I’ve been moved forward so my weight is now more evenly distributed between the axles, giving the ride quality benefit I mentioned in my last post (http://girodilento.com/an-unexpected-benefit-of-a-bike-fit/). My seat has been raised and moved forward, my legs have been evened out and adjusted to pedal more efficiently. My handlebars have been lowered both in terms of their angle and their height.
Adrian has suggested that I take my next few rides a bit more gently to get used to the position and after one ride I can see why. Although I’m much more comfortable on the bike, my legs are working differently. Most of my effort (and pain up hills) used to come from the lower third of the thigh. On my first ride I could feel the effort all along my thigh, with most of the “burn” coming from the middle, so I think I’m engaging more of my thigh muscles. I am also feeling more in my lower leg too – again I think I’m engaging more of my lower leg in the pedalling. Even on the short first ride I could feel I was using my legs differently and more efficiently than before but I also felt that I need to give them some time to acclimatise.
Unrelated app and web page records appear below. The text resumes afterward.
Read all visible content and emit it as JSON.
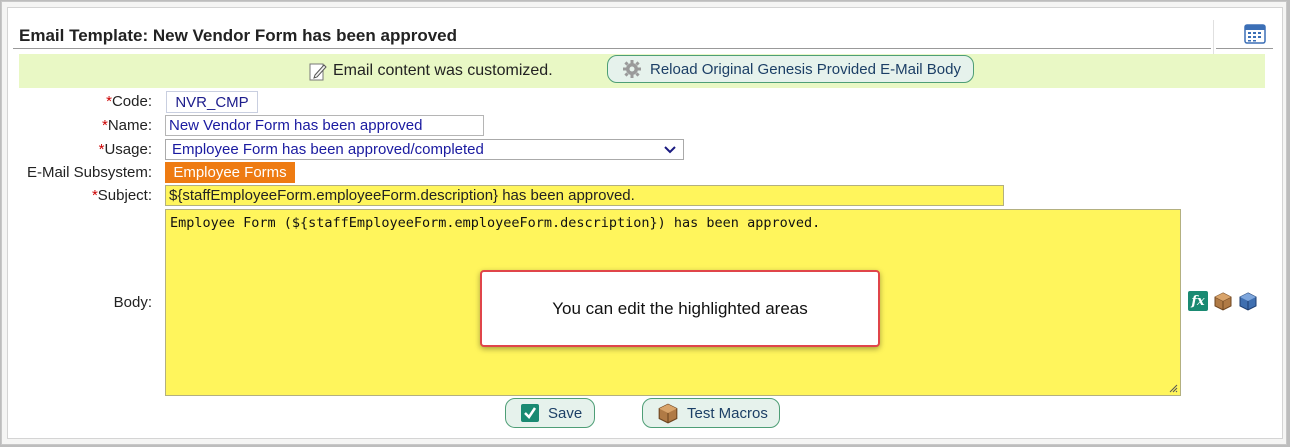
{
  "header": {
    "title": "Email Template: New Vendor Form has been approved",
    "calendar_icon": "calendar-icon"
  },
  "banner": {
    "message": "Email content was customized.",
    "message_icon": "edit-note-icon",
    "reload_button_label": "Reload Original Genesis Provided E-Mail Body",
    "reload_icon": "gear-icon",
    "background": "#e9f8c5"
  },
  "form": {
    "required_marker": "*",
    "code_label": "Code:",
    "code_value": "NVR_CMP",
    "name_label": "Name:",
    "name_value": "New Vendor Form has been approved",
    "usage_label": "Usage:",
    "usage_value": "Employee Form has been approved/completed",
    "subsystem_label": "E-Mail Subsystem:",
    "subsystem_value": "Employee Forms",
    "subject_label": "Subject:",
    "subject_value": "${staffEmployeeForm.employeeForm.description} has been approved.",
    "body_label": "Body:",
    "body_value": "Employee Form (${staffEmployeeForm.employeeForm.description}) has been approved."
  },
  "tooltip": {
    "text": "You can edit the highlighted areas"
  },
  "side_icons": {
    "fx_label": "fx",
    "icons": [
      "function-icon",
      "box-icon",
      "cube-icon"
    ]
  },
  "actions": {
    "save_label": "Save",
    "test_macros_label": "Test Macros"
  },
  "colors": {
    "highlight": "#fff55c",
    "subsystem_tag": "#ee7b12",
    "required": "#cc0000",
    "button_border": "#4e9e76"
  }
}
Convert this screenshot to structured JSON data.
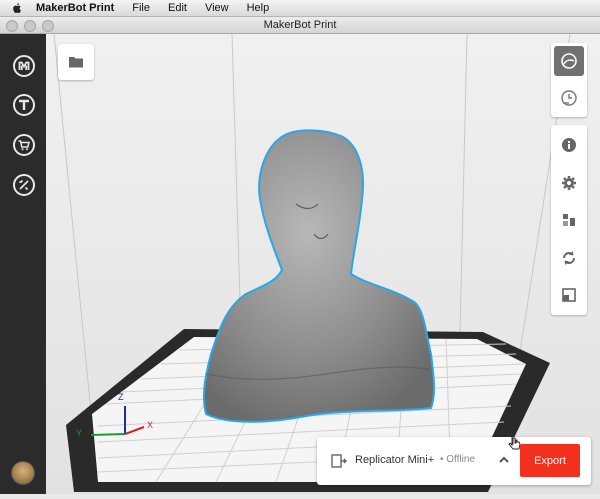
{
  "menubar": {
    "app_name": "MakerBot Print",
    "items": [
      "File",
      "Edit",
      "View",
      "Help"
    ]
  },
  "window": {
    "title": "MakerBot Print"
  },
  "sidebar": {
    "items": [
      {
        "name": "makerbot-logo-icon"
      },
      {
        "name": "thingiverse-icon"
      },
      {
        "name": "store-cart-icon"
      },
      {
        "name": "utilities-wrench-icon"
      }
    ],
    "avatar": "user-avatar"
  },
  "viewport": {
    "object": "bust-model",
    "axes": {
      "x": "X",
      "y": "Y",
      "z": "Z"
    },
    "colors": {
      "x": "#d81e1e",
      "y": "#1c9a32",
      "z": "#1a2fb0",
      "selection": "#29a7e8"
    }
  },
  "right_toolbar": {
    "group1": [
      "view-mode-icon",
      "print-preview-icon"
    ],
    "group2": [
      "info-icon",
      "settings-gear-icon",
      "arrange-icon",
      "rotate-icon",
      "scale-icon"
    ]
  },
  "printer": {
    "name": "Replicator Mini+",
    "status": "• Offline",
    "export_label": "Export",
    "accent": "#f1311d"
  }
}
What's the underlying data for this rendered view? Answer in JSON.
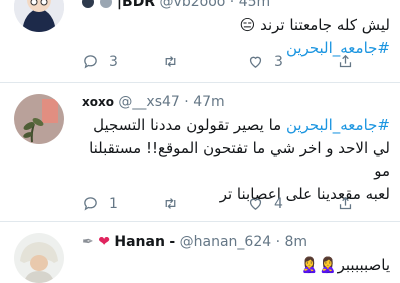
{
  "tweets": [
    {
      "name": "|BDR",
      "name_prefix_icons": [
        "dark-circle-emoji",
        "grey-circle-emoji"
      ],
      "handle": "@vb2ooo",
      "sep": "·",
      "time": "45m",
      "text_pre": "ليش كله جامعتنا ترند",
      "emoji": "😑",
      "hashtag": "#جامعه_البحرين",
      "replies": "3",
      "retweets": "",
      "likes": "3"
    },
    {
      "name": "xoxo",
      "handle": "@__xs47",
      "sep": "·",
      "time": "47m",
      "hashtag": "#جامعه_البحرين",
      "line1": " ما يصير تقولون مددنا التسجيل",
      "line2": "لي الاحد و اخر شي ما تفتحون الموقع!! مستقبلنا مو",
      "line3": "لعبه مقعدينا على اعصابنا تر",
      "replies": "1",
      "retweets": "",
      "likes": "4"
    },
    {
      "name": "Hanan",
      "name_icons": [
        "feather-icon",
        "red-heart-icon"
      ],
      "handle": "@hanan_624",
      "sep": "·",
      "time": "8m",
      "text": "ياصبببببر",
      "emoji": "🙎‍♀️🙎‍♀️"
    }
  ],
  "colors": {
    "link": "#1b95e0",
    "meta": "#657786",
    "text": "#14171a",
    "divider": "#e1e8ed"
  }
}
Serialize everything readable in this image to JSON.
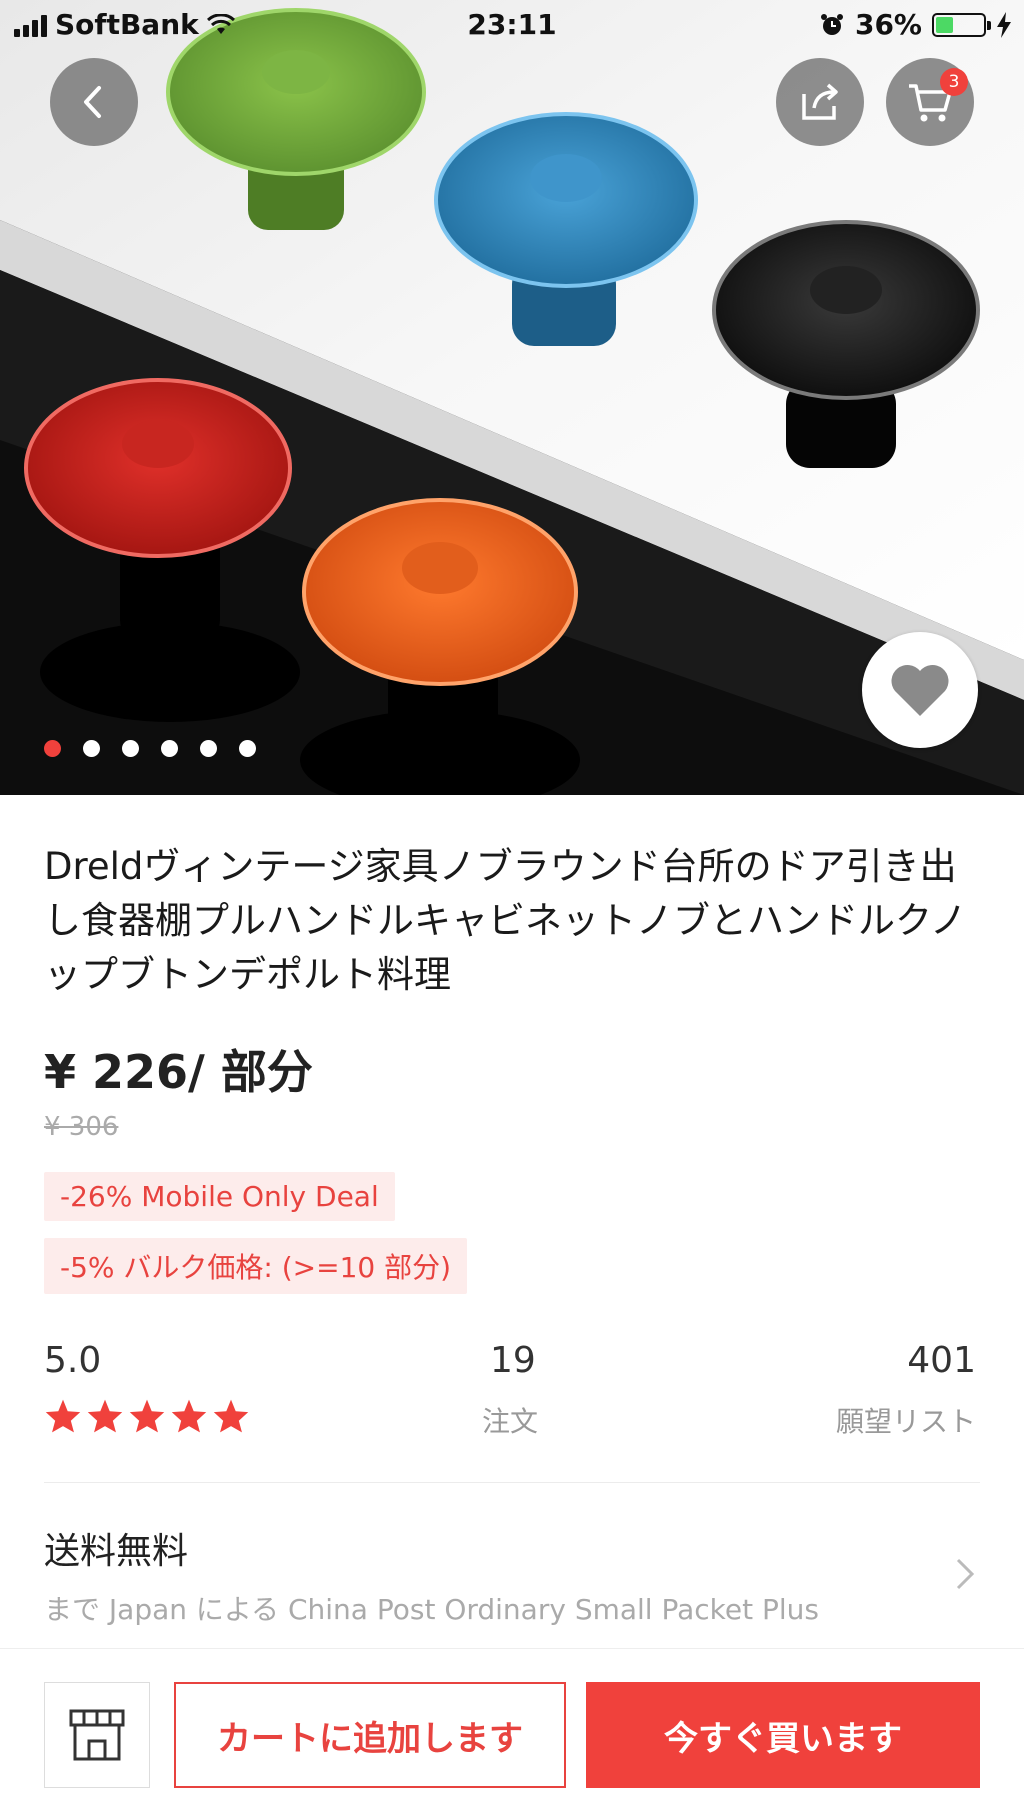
{
  "status_bar": {
    "carrier": "SoftBank",
    "time": "23:11",
    "battery_percent": "36%",
    "battery_level": 0.36
  },
  "header": {
    "cart_badge": "3",
    "icons": [
      "back-icon",
      "share-icon",
      "cart-icon",
      "heart-icon"
    ]
  },
  "gallery": {
    "image_count": 6,
    "active_index": 0
  },
  "product": {
    "title": "Dreldヴィンテージ家具ノブラウンド台所のドア引き出し食器棚プルハンドルキャビネットノブとハンドルクノップブトンデポルト料理",
    "price": "¥ 226/ 部分",
    "original_price": "¥ 306",
    "tags": [
      "-26% Mobile Only Deal",
      "-5% バルク価格: (>=10 部分)"
    ]
  },
  "stats": {
    "rating": "5.0",
    "stars": 5,
    "orders_count": "19",
    "orders_label": "注文",
    "wishlist_count": "401",
    "wishlist_label": "願望リスト"
  },
  "shipping": {
    "title": "送料無料",
    "detail": "まで Japan による China Post Ordinary Small Packet Plus"
  },
  "actions": {
    "add_to_cart": "カートに追加します",
    "buy_now": "今すぐ買います"
  },
  "colors": {
    "accent": "#f0413c",
    "tag_bg": "#fdeceb"
  }
}
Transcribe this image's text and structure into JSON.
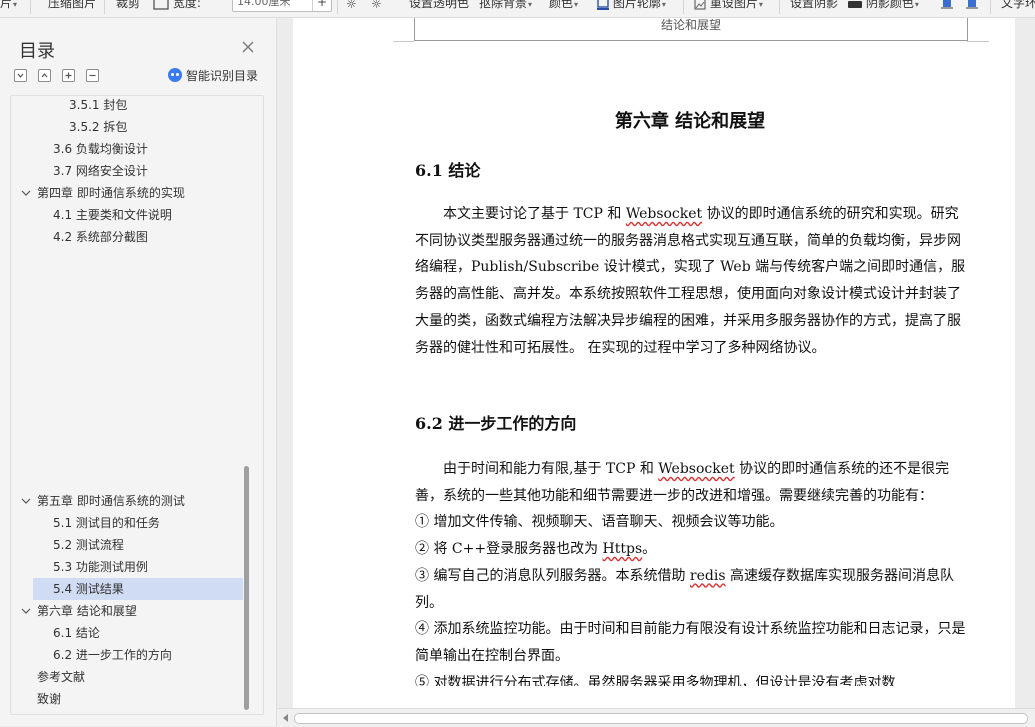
{
  "toolbar": {
    "item_pic_cut": "片",
    "compress": "压缩图片",
    "crop": "裁剪",
    "width_label": "宽度:",
    "width_value": "14.00厘米",
    "plus": "+",
    "set_transparent": "设置透明色",
    "remove_bg": "抠除背景",
    "color": "颜色",
    "pic_outline": "图片轮廓",
    "reset_pic": "重设图片",
    "set_shadow": "设置阴影",
    "shadow_color": "阴影颜色",
    "text_wrap": "文字环"
  },
  "toc": {
    "title": "目录",
    "smart_label": "智能识别目录",
    "items": [
      {
        "label": "3.5.1 封包",
        "level": 3
      },
      {
        "label": "3.5.2 拆包",
        "level": 3
      },
      {
        "label": "3.6 负载均衡设计",
        "level": 2
      },
      {
        "label": "3.7 网络安全设计",
        "level": 2
      },
      {
        "label": "第四章  即时通信系统的实现",
        "level": 1,
        "expanded": true
      },
      {
        "label": "4.1 主要类和文件说明",
        "level": 2
      },
      {
        "label": "4.2 系统部分截图",
        "level": 2
      },
      {
        "label": "第五章  即时通信系统的测试",
        "level": 1,
        "expanded": true
      },
      {
        "label": "5.1 测试目的和任务",
        "level": 2
      },
      {
        "label": "5.2 测试流程",
        "level": 2
      },
      {
        "label": "5.3  功能测试用例",
        "level": 2
      },
      {
        "label": "5.4  测试结果",
        "level": 2,
        "selected": true
      },
      {
        "label": "第六章  结论和展望",
        "level": 1,
        "expanded": true
      },
      {
        "label": "6.1  结论",
        "level": 2
      },
      {
        "label": "6.2  进一步工作的方向",
        "level": 2
      },
      {
        "label": "参考文献",
        "level": 1
      },
      {
        "label": "致谢",
        "level": 1
      }
    ]
  },
  "doc": {
    "header": "结论和展望",
    "chapter_title": "第六章  结论和展望",
    "sec1_title": "6.1  结论",
    "sec1_text": {
      "a": "本文主要讨论了基于 TCP 和 ",
      "b": "Websocket",
      "c": " 协议的即时通信系统的研究和实现。研究不同协议类型服务器通过统一的服务器消息格式实现互通互联，简单的负载均衡，异步网络编程，Publish/Subscribe 设计模式，实现了 Web 端与传统客户端之间即时通信，服务器的高性能、高并发。本系统按照软件工程思想，使用面向对象设计模式设计并封装了大量的类，函数式编程方法解决异步编程的困难，并采用多服务器协作的方式，提高了服务器的健壮性和可拓展性。  在实现的过程中学习了多种网络协议。"
    },
    "sec2_title": "6.2  进一步工作的方向",
    "sec2_text": {
      "a": "由于时间和能力有限,基于 TCP 和 ",
      "b": "Websocket",
      "c": " 协议的即时通信系统的还不是很完善，系统的一些其他功能和细节需要进一步的改进和增强。需要继续完善的功能有："
    },
    "item1": "①  增加文件传输、视频聊天、语音聊天、视频会议等功能。",
    "item2": {
      "a": "②  将 C++登录服务器也改为 ",
      "b": "Https",
      "c": "。"
    },
    "item3": {
      "a": "③  编写自己的消息队列服务器。本系统借助 ",
      "b": "redis",
      "c": " 高速缓存数据库实现服务器间消息队列。"
    },
    "item4": "④  添加系统监控功能。由于时间和目前能力有限没有设计系统监控功能和日志记录，只是简单输出在控制台界面。",
    "item5": "⑤  对数据进行分布式存储。虽然服务器采用多物理机，但设计是没有考虑对数"
  }
}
Overall, I’m really pleased with the experience, my position has changed a lot but is dramatically better and once I get my legs used to working properly I think I’ll see demonstrable benefits in my riding. It was definitely money well spent and Adrian was an absolute pleasure to spend a few hours with. I had meant to take pictures, but once we got started I got so absorbed in the process I completely forgot until we were finished – so apologies for the lack of pictures.
Adrian is based in the Midlands between Birmingham and Derby and his website is: http://www.cadencesport.co.uk/ – if you do decide to book a bike fitting based on this review – please let Adrian know Giro di Lento sent you! Thanks for reading.
Update: October 24th – 2,000km later
I said in my original post above that after I’d got some more miles in, I’d write an update. After my ride today, I’ve done exactly 2,000km since my bike fit in July which I think is more than enough time to make some further observations.
Fundamentally I still believe that both the money and time with Adrian was extremely well spent and I whole heartedly re-iterate my previous recommendation.
I think it took me about 500km to properly adapt to the new position especially the change in the use of my thigh muscles – it hurt for quite a while but now all these months later I’m definitely riding faster than I ever have and I think a good proportion of this increased pace is a result of the bike fit. How much is impossible to say, I’m fitter than I was too – so that’s another factor. My bike is completely unchanged (sadly it still weighs 20lbs).
What I noticed (and still do) is that I feel more centred on the bike than before in terms of weight distribution, this has made my bike more comfortable and those big bumps that you hit in the road are no longer so challenging on my body.
Something that I wasn’t expecting was that as my legs adjusted to their new working position my climbing style changed. I’ve always been an up on the pedals climber, perhaps because I wasn’t using all of my legs muscles sitting down. For probably the first thousand kilometres after the bike fitting, I was a seated climber – I didn’t feel any need or inclination to get up on the pedals but sat and spun my way up hills. I then noticed that as my legs got stronger again (used to pedalling in their new position) I started getting up on the pedals again. Now I’m back up on the pedals but often climb a gear or two higher than I did previously, which is extremely satisfying.
Even though I also had the front end of my bike lowered, I now use the drops more than ever before. In fact I would say I use them every ride now when it was probably one out of fifteen rides before. Again this is something I wasn’t expecting.
I hope this helps anyone thinking about seeing Adrian – 2,000km later I still recommend his service without reservation.
Thanks for reading.